Apple announced an upgrade of OS X, its new operating system, from 10.1 to 10.2. The upgrade will be released in late August. It fixes a bunch of bugs in previous versions, and adds a handful of new features. Keep in mind, this is not a big change, like the change from Windows 98 to Windows XP. This is just a collection of bug fixes.

And the price for every single Mac user in the world will be $129 – thirty dollars more than the cost of an upgrade from Windows 98 to Windows XP. It doesn’t matter if you bought a new computer last week, or if you go to the store tomorrow and buy OS X 10.1. You’ll still have to pay $129 to get the bug fixes in August. Here’s an article about Apple’s decision to gouge its users, which is causing howls of outrage in the Mac community.
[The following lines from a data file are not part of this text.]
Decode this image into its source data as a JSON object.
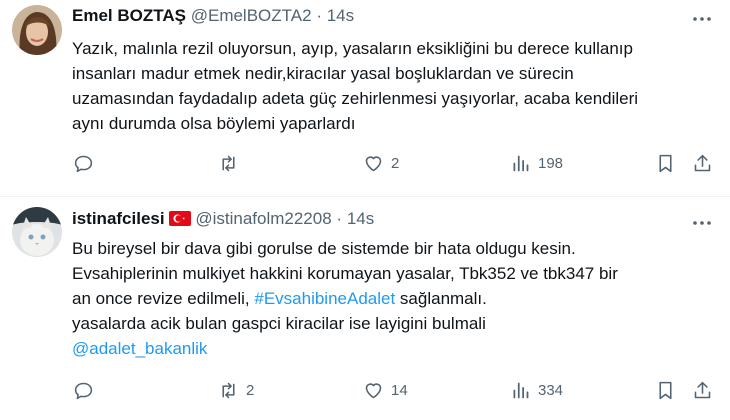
{
  "tweets": [
    {
      "display_name": "Emel BOZTAŞ",
      "handle": "@EmelBOZTA2",
      "separator": "·",
      "time": "14s",
      "lines": [
        "Yazık, malınla rezil oluyorsun, ayıp, yasaların eksikliğini bu derece kullanıp",
        "insanları madur etmek nedir,kiracılar yasal boşluklardan ve sürecin",
        "uzamasından faydadalıp adeta güç zehirlenmesi yaşıyorlar, acaba kendileri",
        "aynı durumda olsa böylemi yaparlardı"
      ],
      "replies": "",
      "reposts": "",
      "likes": "2",
      "views": "198"
    },
    {
      "display_name": "istinafcilesi",
      "flag": "turkey-flag",
      "handle": "@istinafolm22208",
      "separator": "·",
      "time": "14s",
      "line1": "Bu bireysel bir dava gibi gorulse de sistemde bir hata oldugu kesin.",
      "line2": "Evsahiplerinin mulkiyet hakkini korumayan  yasalar,  Tbk352 ve tbk347 bir",
      "line3_before": "an once revize edilmeli, ",
      "hashtag": "#EvsahibineAdalet",
      "line3_after": " sağlanmalı.",
      "line4": "yasalarda acik bulan gaspci kiracilar ise layigini bulmali",
      "mention": "@adalet_bakanlik",
      "replies": "",
      "reposts": "2",
      "likes": "14",
      "views": "334"
    }
  ],
  "colors": {
    "text": "#0f1419",
    "secondary": "#536471",
    "link": "#1d9bf0",
    "divider": "#eff3f4"
  }
}
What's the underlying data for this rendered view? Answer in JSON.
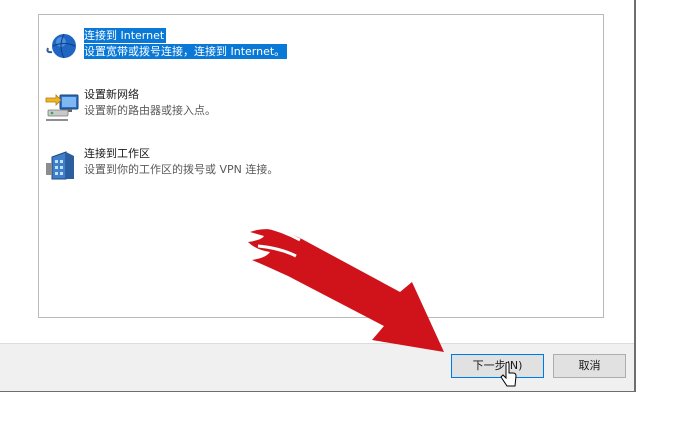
{
  "options": [
    {
      "title": "连接到 Internet",
      "desc": "设置宽带或拨号连接，连接到 Internet。",
      "icon": "globe-icon",
      "selected": true
    },
    {
      "title": "设置新网络",
      "desc": "设置新的路由器或接入点。",
      "icon": "new-network-icon",
      "selected": false
    },
    {
      "title": "连接到工作区",
      "desc": "设置到你的工作区的拨号或 VPN 连接。",
      "icon": "workplace-icon",
      "selected": false
    }
  ],
  "buttons": {
    "next_label": "下一步(N)",
    "cancel_label": "取消"
  },
  "colors": {
    "selection": "#0a78d7",
    "annotation_arrow": "#d0121b"
  }
}
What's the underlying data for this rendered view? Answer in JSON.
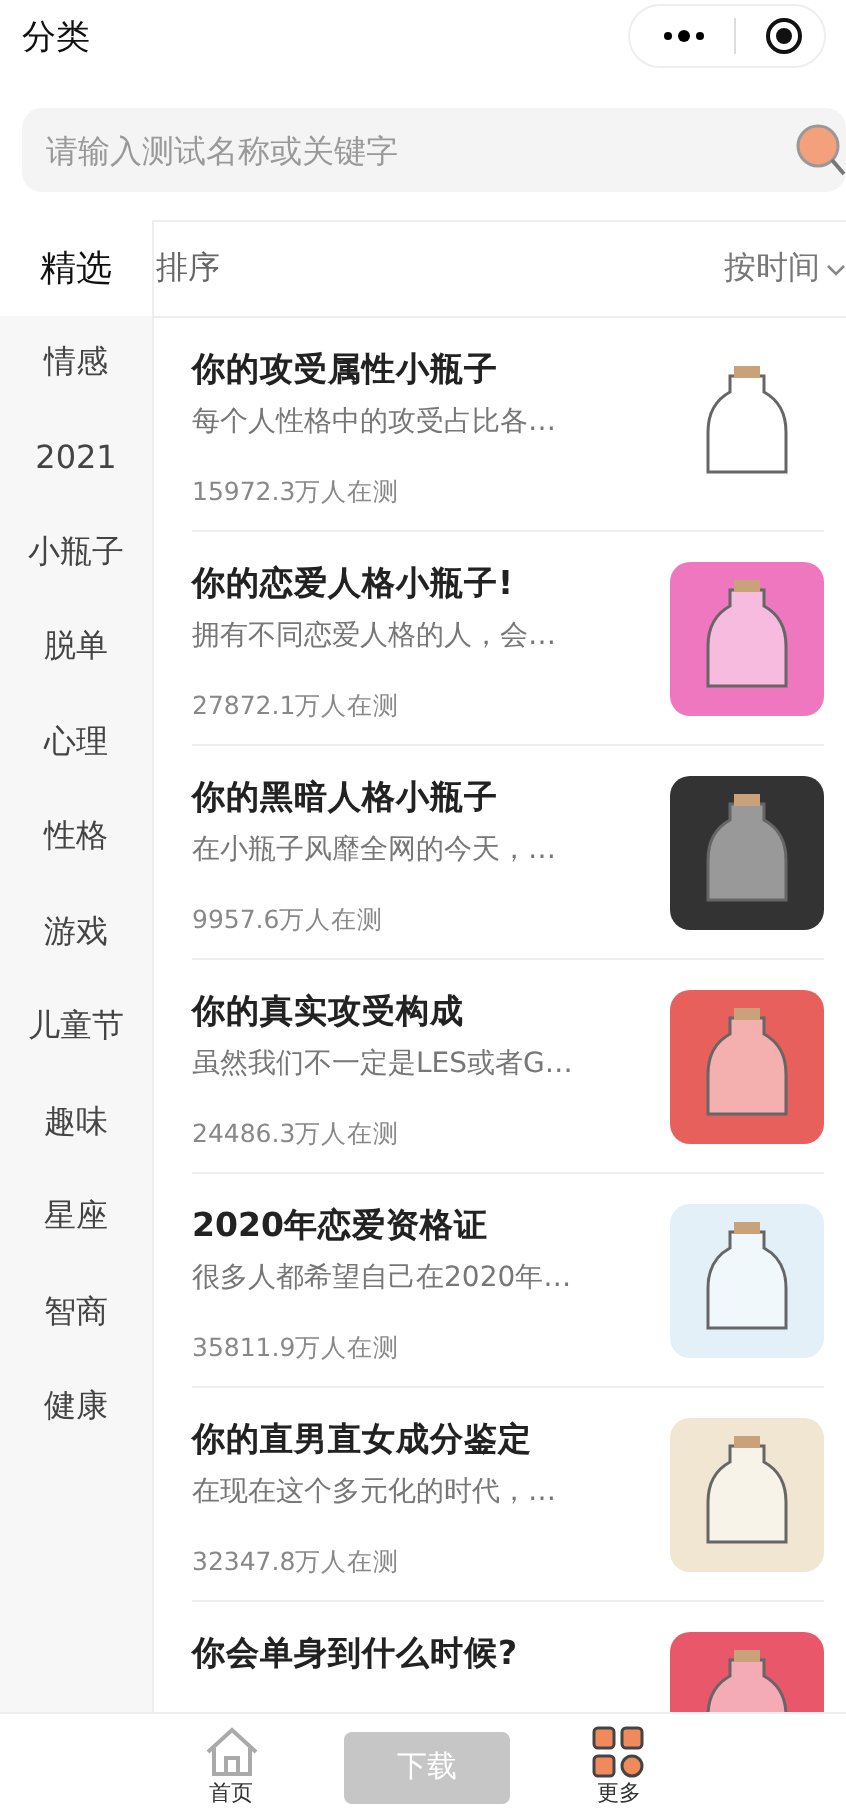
{
  "header": {
    "title": "分类"
  },
  "search": {
    "placeholder": "请输入测试名称或关键字"
  },
  "sidebar": {
    "items": [
      {
        "label": "精选",
        "selected": true
      },
      {
        "label": "情感",
        "selected": false
      },
      {
        "label": "2021",
        "selected": false
      },
      {
        "label": "小瓶子",
        "selected": false
      },
      {
        "label": "脱单",
        "selected": false
      },
      {
        "label": "心理",
        "selected": false
      },
      {
        "label": "性格",
        "selected": false
      },
      {
        "label": "游戏",
        "selected": false
      },
      {
        "label": "儿童节",
        "selected": false
      },
      {
        "label": "趣味",
        "selected": false
      },
      {
        "label": "星座",
        "selected": false
      },
      {
        "label": "智商",
        "selected": false
      },
      {
        "label": "健康",
        "selected": false
      }
    ]
  },
  "sort_bar": {
    "label": "排序",
    "order": "按时间"
  },
  "tests": [
    {
      "title": "你的攻受属性小瓶子",
      "description": "每个人性格中的攻受占比各…",
      "count": "15972.3万人在测"
    },
    {
      "title": "你的恋爱人格小瓶子!",
      "description": "拥有不同恋爱人格的人，会…",
      "count": "27872.1万人在测",
      "color": "#ef77bf"
    },
    {
      "title": "你的黑暗人格小瓶子",
      "description": "在小瓶子风靡全网的今天，…",
      "count": "9957.6万人在测",
      "color": "#333333"
    },
    {
      "title": "你的真实攻受构成",
      "description": "虽然我们不一定是LES或者G…",
      "count": "24486.3万人在测",
      "color": "#e8605c"
    },
    {
      "title": "2020年恋爱资格证",
      "description": "很多人都希望自己在2020年…",
      "count": "35811.9万人在测",
      "color": "#e3f0f8"
    },
    {
      "title": "你的直男直女成分鉴定",
      "description": "在现在这个多元化的时代，…",
      "count": "32347.8万人在测",
      "color": "#f1e6d2"
    },
    {
      "title": "你会单身到什么时候?",
      "color": "#e9576a"
    }
  ],
  "bottom_nav": {
    "home": "首页",
    "download": "下载",
    "more": "更多"
  }
}
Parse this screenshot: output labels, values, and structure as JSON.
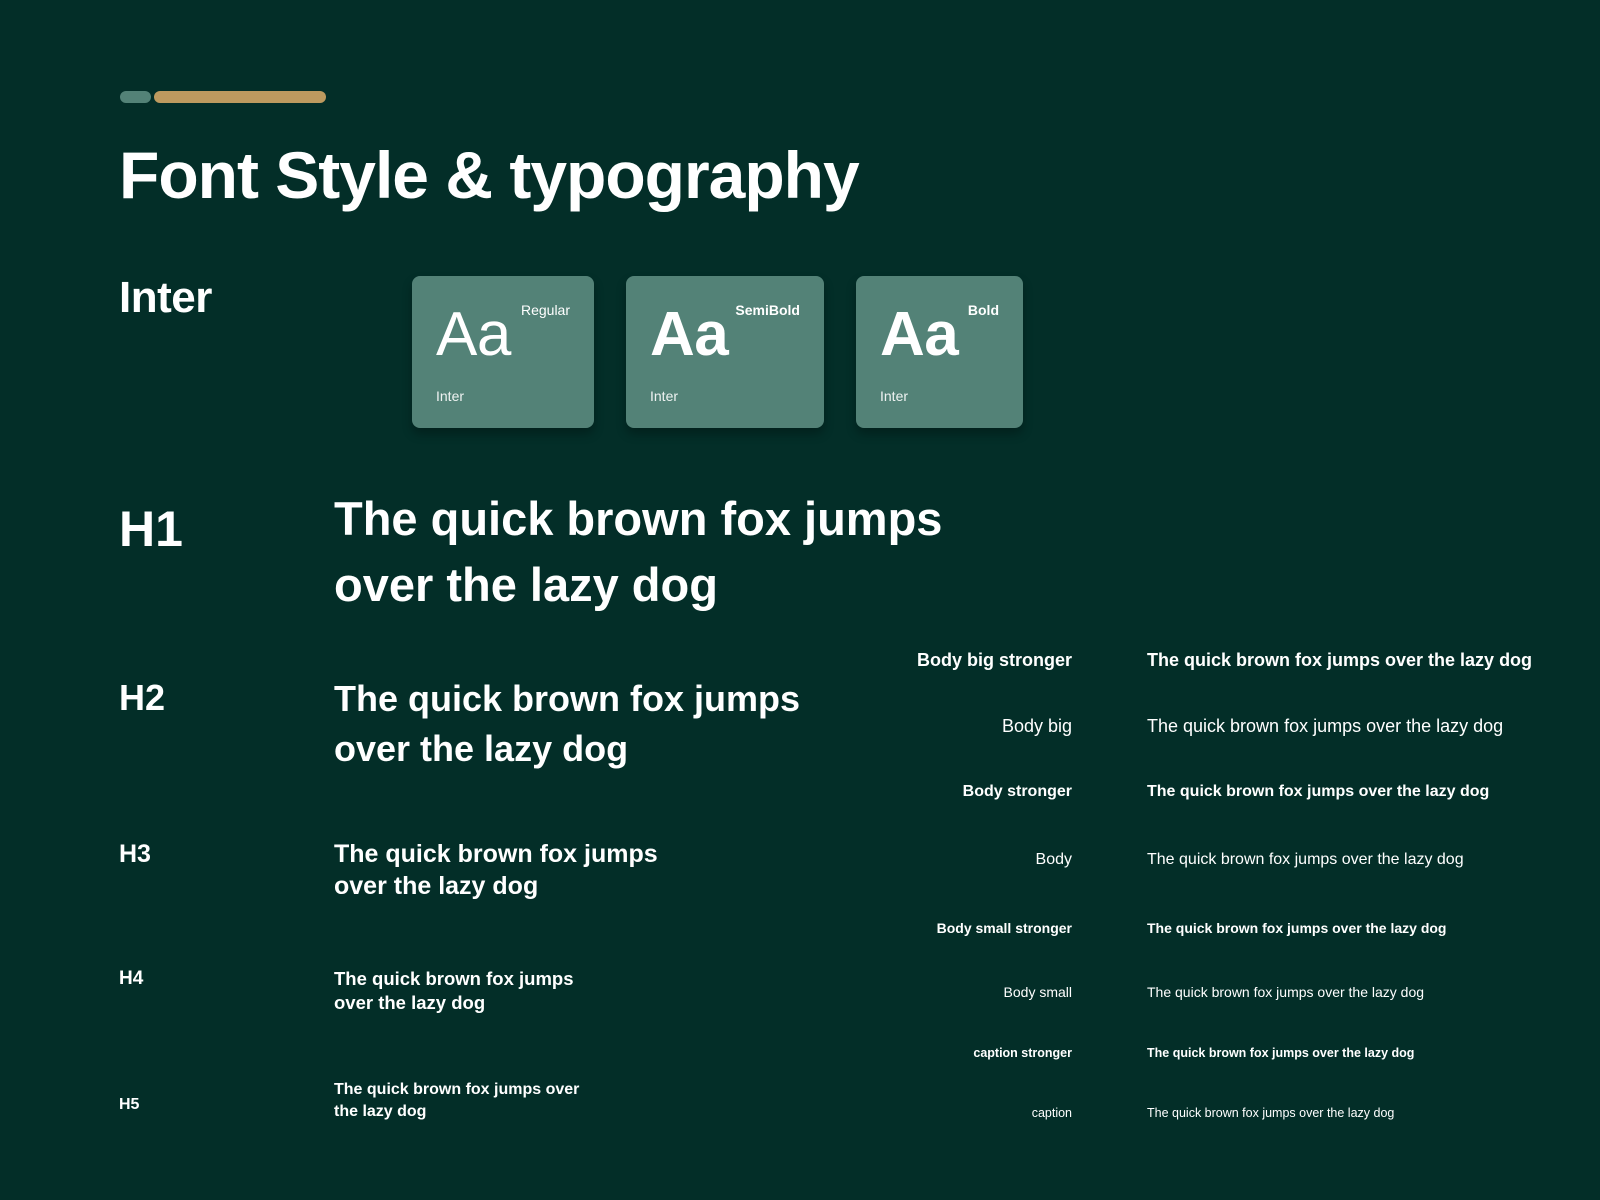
{
  "colors": {
    "background": "#032e28",
    "bar_short": "#538277",
    "bar_long": "#bd9a5f",
    "card": "#538277",
    "text": "#ffffff"
  },
  "title": "Font Style & typography",
  "font_family": {
    "name": "Inter",
    "cards": [
      {
        "sample": "Aa",
        "weight": "Regular",
        "family": "Inter"
      },
      {
        "sample": "Aa",
        "weight": "SemiBold",
        "family": "Inter"
      },
      {
        "sample": "Aa",
        "weight": "Bold",
        "family": "Inter"
      }
    ]
  },
  "headings": [
    {
      "level": "H1",
      "line1": "The quick brown fox jumps",
      "line2": "over the lazy dog"
    },
    {
      "level": "H2",
      "line1": "The quick brown fox jumps",
      "line2": "over the lazy dog"
    },
    {
      "level": "H3",
      "line1": "The quick brown fox jumps",
      "line2": "over the lazy dog"
    },
    {
      "level": "H4",
      "line1": "The quick brown fox jumps",
      "line2": "over the lazy dog"
    },
    {
      "level": "H5",
      "line1": "The quick brown fox jumps over",
      "line2": "the lazy dog"
    }
  ],
  "body_styles": [
    {
      "label": "Body big stronger",
      "sample": "The quick brown fox jumps over the lazy dog"
    },
    {
      "label": "Body big",
      "sample": "The quick brown fox jumps over the lazy dog"
    },
    {
      "label": "Body stronger",
      "sample": "The quick brown fox jumps over the lazy dog"
    },
    {
      "label": "Body",
      "sample": "The quick brown fox jumps over the lazy dog"
    },
    {
      "label": "Body small stronger",
      "sample": "The quick brown fox jumps over the lazy dog"
    },
    {
      "label": "Body small",
      "sample": "The quick brown fox jumps over the lazy dog"
    },
    {
      "label": "caption stronger",
      "sample": "The quick brown fox jumps over the lazy dog"
    },
    {
      "label": "caption",
      "sample": "The quick brown fox jumps over the lazy dog"
    }
  ]
}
Keep this in mind when you read the stories about Microsoft and how wonderful the world would be if there was just more “competition.” Don’t assume that “competition” would mean lower prices for a wider range of compatible goods! My problem with the Microsoft antitrust action is that I strongly believe the result of increased “competition” would be exactly the opposite – higher prices for incompatible hardware and software.